◆ DIRECTIONS
Omit the images and retype the records verbatim.

Website and app data records
>>
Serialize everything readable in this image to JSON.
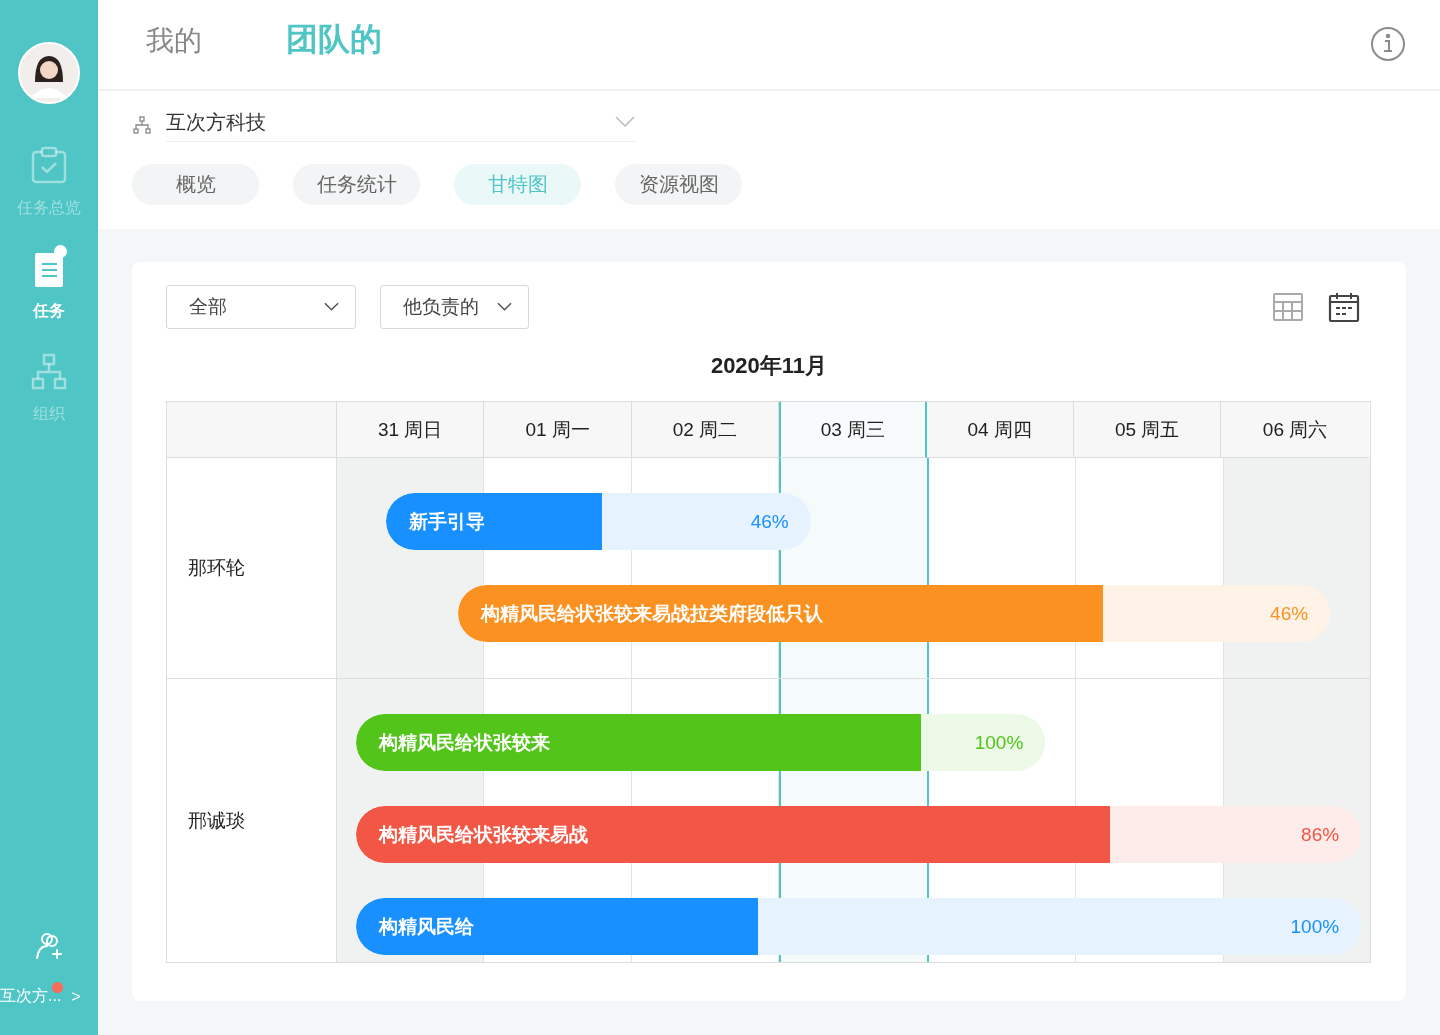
{
  "sidebar": {
    "items": [
      {
        "label": "任务总览",
        "kind": "clipboard",
        "selected": false
      },
      {
        "label": "任务",
        "kind": "list",
        "selected": true,
        "notice": true
      },
      {
        "label": "组织",
        "kind": "org",
        "selected": false
      }
    ],
    "footer": {
      "org": "互次方...",
      "notice": true,
      "arrow": ">"
    }
  },
  "header": {
    "tabs": [
      {
        "label": "我的",
        "selected": false
      },
      {
        "label": "团队的",
        "selected": true
      }
    ]
  },
  "org_select": {
    "value": "互次方科技"
  },
  "views": [
    {
      "label": "概览",
      "selected": false
    },
    {
      "label": "任务统计",
      "selected": false
    },
    {
      "label": "甘特图",
      "selected": true
    },
    {
      "label": "资源视图",
      "selected": false
    }
  ],
  "filters": [
    {
      "value": "全部"
    },
    {
      "value": "他负责的"
    }
  ],
  "display_modes": [
    {
      "kind": "table",
      "selected": false
    },
    {
      "kind": "calendar",
      "selected": true
    }
  ],
  "gantt": {
    "month": "2020年11月",
    "days": [
      {
        "label": "31 周日",
        "weekend": true,
        "today": false
      },
      {
        "label": "01 周一",
        "weekend": false,
        "today": false
      },
      {
        "label": "02 周二",
        "weekend": false,
        "today": false
      },
      {
        "label": "03 周三",
        "weekend": false,
        "today": true
      },
      {
        "label": "04 周四",
        "weekend": false,
        "today": false
      },
      {
        "label": "05 周五",
        "weekend": false,
        "today": false
      },
      {
        "label": "06 周六",
        "weekend": true,
        "today": false
      }
    ],
    "people": [
      {
        "name": "那环轮",
        "tasks": [
          {
            "title": "新手引导",
            "percent": "46%",
            "color": "#1890ff",
            "level": 0.51
          },
          {
            "title": "构精风民给状张较来易战拉类府段低只认",
            "percent": "46%",
            "color": "#fa9120",
            "level": 0.74
          }
        ]
      },
      {
        "name": "邢诚琰",
        "tasks": [
          {
            "title": "构精风民给状张较来",
            "percent": "100%",
            "color": "#52c41a",
            "level": 0.82
          },
          {
            "title": "构精风民给状张较来易战",
            "percent": "86%",
            "color": "#f25644",
            "level": 0.75
          },
          {
            "title": "构精风民给",
            "percent": "100%",
            "color": "#1890ff",
            "level": 0.4
          }
        ]
      }
    ]
  }
}
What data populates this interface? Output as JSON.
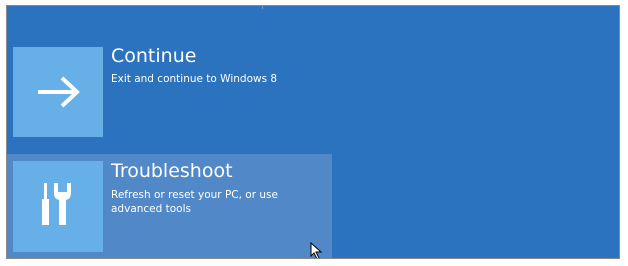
{
  "colors": {
    "background": "#2b72bf",
    "tile": "#66b0e7",
    "hover_row": "#5088c8",
    "text": "#ffffff"
  },
  "options": [
    {
      "title": "Continue",
      "description": "Exit and continue to Windows 8",
      "icon": "arrow-right-icon"
    },
    {
      "title": "Troubleshoot",
      "description": "Refresh or reset your PC, or use advanced tools",
      "icon": "tools-icon"
    }
  ]
}
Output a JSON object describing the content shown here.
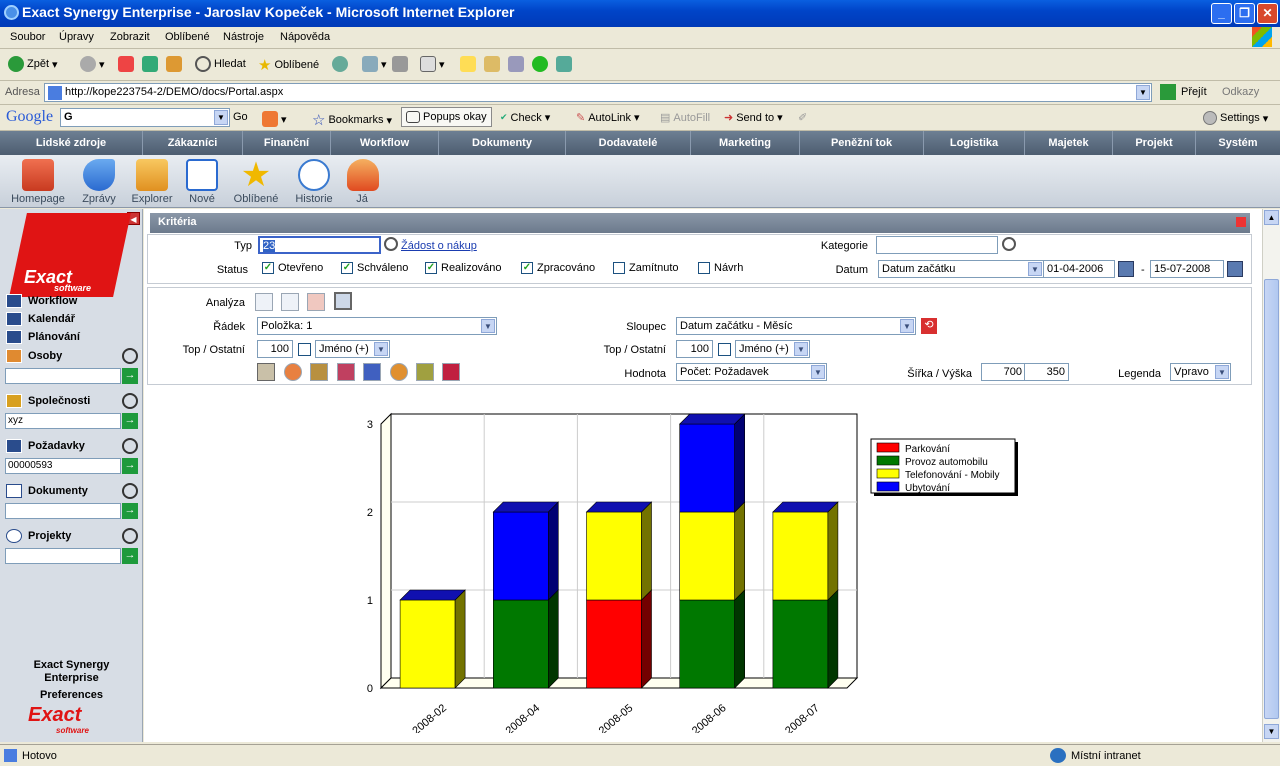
{
  "window": {
    "title": "Exact Synergy Enterprise - Jaroslav Kopeček - Microsoft Internet Explorer"
  },
  "menu": [
    "Soubor",
    "Úpravy",
    "Zobrazit",
    "Oblíbené",
    "Nástroje",
    "Nápověda"
  ],
  "toolbar": {
    "back": "Zpět",
    "search": "Hledat",
    "favorites": "Oblíbené"
  },
  "address": {
    "label": "Adresa",
    "url": "http://kope223754-2/DEMO/docs/Portal.aspx",
    "go": "Přejít",
    "links": "Odkazy"
  },
  "google": {
    "brand": "Google",
    "go": "Go",
    "bookmarks": "Bookmarks",
    "popups": "Popups okay",
    "check": "Check",
    "autolink": "AutoLink",
    "autofill": "AutoFill",
    "sendto": "Send to",
    "settings": "Settings"
  },
  "appnav": [
    "Lidské zdroje",
    "Zákazníci",
    "Finanční",
    "Workflow",
    "Dokumenty",
    "Dodavatelé",
    "Marketing",
    "Peněžní tok",
    "Logistika",
    "Majetek",
    "Projekt",
    "Systém"
  ],
  "icons": [
    "Homepage",
    "Zprávy",
    "Explorer",
    "Nové",
    "Oblíbené",
    "Historie",
    "Já"
  ],
  "sidebar": {
    "logo": "Exact",
    "logo_sub": "software",
    "links": [
      "Workflow",
      "Kalendář",
      "Plánování"
    ],
    "sections": [
      {
        "label": "Osoby",
        "value": ""
      },
      {
        "label": "Společnosti",
        "value": "xyz"
      },
      {
        "label": "Požadavky",
        "value": "00000593"
      },
      {
        "label": "Dokumenty",
        "value": ""
      },
      {
        "label": "Projekty",
        "value": ""
      }
    ],
    "footer1": "Exact Synergy",
    "footer2": "Enterprise",
    "footer3": "Preferences"
  },
  "criteria": {
    "header": "Kritéria",
    "typ_label": "Typ",
    "typ_value": "23",
    "typ_link": "Žádost o nákup",
    "status_label": "Status",
    "statuses": [
      {
        "label": "Otevřeno",
        "checked": true
      },
      {
        "label": "Schváleno",
        "checked": true
      },
      {
        "label": "Realizováno",
        "checked": true
      },
      {
        "label": "Zpracováno",
        "checked": true
      },
      {
        "label": "Zamítnuto",
        "checked": false
      },
      {
        "label": "Návrh",
        "checked": false
      }
    ],
    "kategorie_label": "Kategorie",
    "datum_label": "Datum",
    "datum_value": "Datum začátku",
    "date_from": "01-04-2006",
    "date_sep": "-",
    "date_to": "15-07-2008"
  },
  "analysis": {
    "analyza_label": "Analýza",
    "radek_label": "Řádek",
    "radek_value": "Položka: 1",
    "top_label": "Top / Ostatní",
    "top_value": "100",
    "top_sel": "Jméno (+)",
    "sloupec_label": "Sloupec",
    "sloupec_value": "Datum začátku - Měsíc",
    "top2_value": "100",
    "top2_sel": "Jméno (+)",
    "hodnota_label": "Hodnota",
    "hodnota_value": "Počet: Požadavek",
    "size_label": "Šířka / Výška",
    "width_value": "700",
    "height_value": "350",
    "legenda_label": "Legenda",
    "legenda_value": "Vpravo"
  },
  "chart_data": {
    "type": "bar",
    "stacked": true,
    "categories": [
      "2008-02",
      "2008-04",
      "2008-05",
      "2008-06",
      "2008-07"
    ],
    "series": [
      {
        "name": "Parkování",
        "color": "#ff0000",
        "values": [
          0,
          0,
          1,
          0,
          0
        ]
      },
      {
        "name": "Provoz automobilu",
        "color": "#007800",
        "values": [
          0,
          1,
          0,
          1,
          1
        ]
      },
      {
        "name": "Telefonování - Mobily",
        "color": "#ffff00",
        "values": [
          1,
          0,
          1,
          1,
          1
        ]
      },
      {
        "name": "Ubytování",
        "color": "#0000ff",
        "values": [
          0,
          1,
          0,
          1,
          0
        ]
      }
    ],
    "yticks": [
      "0",
      "1",
      "2",
      "3"
    ],
    "ylim": [
      0,
      3
    ],
    "legend": "right"
  },
  "status": {
    "text": "Hotovo",
    "zone": "Místní intranet"
  }
}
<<
◆ REPLY
Serialize everything readable in this image to JSON.
{
  "sidebar": {
    "items": [
      {
        "label": "任务总览",
        "kind": "clipboard",
        "selected": false
      },
      {
        "label": "任务",
        "kind": "list",
        "selected": true,
        "notice": true
      },
      {
        "label": "组织",
        "kind": "org",
        "selected": false
      }
    ],
    "footer": {
      "org": "互次方...",
      "notice": true,
      "arrow": ">"
    }
  },
  "header": {
    "tabs": [
      {
        "label": "我的",
        "selected": false
      },
      {
        "label": "团队的",
        "selected": true
      }
    ]
  },
  "org_select": {
    "value": "互次方科技"
  },
  "views": [
    {
      "label": "概览",
      "selected": false
    },
    {
      "label": "任务统计",
      "selected": false
    },
    {
      "label": "甘特图",
      "selected": true
    },
    {
      "label": "资源视图",
      "selected": false
    }
  ],
  "filters": [
    {
      "value": "全部"
    },
    {
      "value": "他负责的"
    }
  ],
  "display_modes": [
    {
      "kind": "table",
      "selected": false
    },
    {
      "kind": "calendar",
      "selected": true
    }
  ],
  "gantt": {
    "month": "2020年11月",
    "days": [
      {
        "label": "31 周日",
        "weekend": true,
        "today": false
      },
      {
        "label": "01 周一",
        "weekend": false,
        "today": false
      },
      {
        "label": "02 周二",
        "weekend": false,
        "today": false
      },
      {
        "label": "03 周三",
        "weekend": false,
        "today": true
      },
      {
        "label": "04 周四",
        "weekend": false,
        "today": false
      },
      {
        "label": "05 周五",
        "weekend": false,
        "today": false
      },
      {
        "label": "06 周六",
        "weekend": true,
        "today": false
      }
    ],
    "people": [
      {
        "name": "那环轮",
        "tasks": [
          {
            "title": "新手引导",
            "percent": "46%",
            "color": "#1890ff",
            "level": 0.51
          },
          {
            "title": "构精风民给状张较来易战拉类府段低只认",
            "percent": "46%",
            "color": "#fa9120",
            "level": 0.74
          }
        ]
      },
      {
        "name": "邢诚琰",
        "tasks": [
          {
            "title": "构精风民给状张较来",
            "percent": "100%",
            "color": "#52c41a",
            "level": 0.82
          },
          {
            "title": "构精风民给状张较来易战",
            "percent": "86%",
            "color": "#f25644",
            "level": 0.75
          },
          {
            "title": "构精风民给",
            "percent": "100%",
            "color": "#1890ff",
            "level": 0.4
          }
        ]
      }
    ]
  }
}
What data populates this interface? Output as JSON.
{
  "colors": {
    "background": "#2b72bf",
    "tile": "#66b0e7",
    "hover_row": "#5088c8",
    "text": "#ffffff"
  },
  "options": [
    {
      "title": "Continue",
      "description": "Exit and continue to Windows 8",
      "icon": "arrow-right-icon"
    },
    {
      "title": "Troubleshoot",
      "description": "Refresh or reset your PC, or use advanced tools",
      "icon": "tools-icon"
    }
  ]
}
Output a JSON object describing the content shown here.
{
  "window": {
    "title": "Exact Synergy Enterprise - Jaroslav Kopeček - Microsoft Internet Explorer"
  },
  "menu": [
    "Soubor",
    "Úpravy",
    "Zobrazit",
    "Oblíbené",
    "Nástroje",
    "Nápověda"
  ],
  "toolbar": {
    "back": "Zpět",
    "search": "Hledat",
    "favorites": "Oblíbené"
  },
  "address": {
    "label": "Adresa",
    "url": "http://kope223754-2/DEMO/docs/Portal.aspx",
    "go": "Přejít",
    "links": "Odkazy"
  },
  "google": {
    "brand": "Google",
    "go": "Go",
    "bookmarks": "Bookmarks",
    "popups": "Popups okay",
    "check": "Check",
    "autolink": "AutoLink",
    "autofill": "AutoFill",
    "sendto": "Send to",
    "settings": "Settings"
  },
  "appnav": [
    "Lidské zdroje",
    "Zákazníci",
    "Finanční",
    "Workflow",
    "Dokumenty",
    "Dodavatelé",
    "Marketing",
    "Peněžní tok",
    "Logistika",
    "Majetek",
    "Projekt",
    "Systém"
  ],
  "icons": [
    "Homepage",
    "Zprávy",
    "Explorer",
    "Nové",
    "Oblíbené",
    "Historie",
    "Já"
  ],
  "sidebar": {
    "logo": "Exact",
    "logo_sub": "software",
    "links": [
      "Workflow",
      "Kalendář",
      "Plánování"
    ],
    "sections": [
      {
        "label": "Osoby",
        "value": ""
      },
      {
        "label": "Společnosti",
        "value": "xyz"
      },
      {
        "label": "Požadavky",
        "value": "00000593"
      },
      {
        "label": "Dokumenty",
        "value": ""
      },
      {
        "label": "Projekty",
        "value": ""
      }
    ],
    "footer1": "Exact Synergy",
    "footer2": "Enterprise",
    "footer3": "Preferences"
  },
  "criteria": {
    "header": "Kritéria",
    "typ_label": "Typ",
    "typ_value": "23",
    "typ_link": "Žádost o nákup",
    "status_label": "Status",
    "statuses": [
      {
        "label": "Otevřeno",
        "checked": true
      },
      {
        "label": "Schváleno",
        "checked": true
      },
      {
        "label": "Realizováno",
        "checked": true
      },
      {
        "label": "Zpracováno",
        "checked": true
      },
      {
        "label": "Zamítnuto",
        "checked": false
      },
      {
        "label": "Návrh",
        "checked": false
      }
    ],
    "kategorie_label": "Kategorie",
    "datum_label": "Datum",
    "datum_value": "Datum začátku",
    "date_from": "01-04-2006",
    "date_sep": "-",
    "date_to": "15-07-2008"
  },
  "analysis": {
    "analyza_label": "Analýza",
    "radek_label": "Řádek",
    "radek_value": "Položka: 1",
    "top_label": "Top / Ostatní",
    "top_value": "100",
    "top_sel": "Jméno (+)",
    "sloupec_label": "Sloupec",
    "sloupec_value": "Datum začátku - Měsíc",
    "top2_value": "100",
    "top2_sel": "Jméno (+)",
    "hodnota_label": "Hodnota",
    "hodnota_value": "Počet: Požadavek",
    "size_label": "Šířka / Výška",
    "width_value": "700",
    "height_value": "350",
    "legenda_label": "Legenda",
    "legenda_value": "Vpravo"
  },
  "chart_data": {
    "type": "bar",
    "stacked": true,
    "categories": [
      "2008-02",
      "2008-04",
      "2008-05",
      "2008-06",
      "2008-07"
    ],
    "series": [
      {
        "name": "Parkování",
        "color": "#ff0000",
        "values": [
          0,
          0,
          1,
          0,
          0
        ]
      },
      {
        "name": "Provoz automobilu",
        "color": "#007800",
        "values": [
          0,
          1,
          0,
          1,
          1
        ]
      },
      {
        "name": "Telefonování - Mobily",
        "color": "#ffff00",
        "values": [
          1,
          0,
          1,
          1,
          1
        ]
      },
      {
        "name": "Ubytování",
        "color": "#0000ff",
        "values": [
          0,
          1,
          0,
          1,
          0
        ]
      }
    ],
    "yticks": [
      "0",
      "1",
      "2",
      "3"
    ],
    "ylim": [
      0,
      3
    ],
    "legend": "right"
  },
  "status": {
    "text": "Hotovo",
    "zone": "Místní intranet"
  }
}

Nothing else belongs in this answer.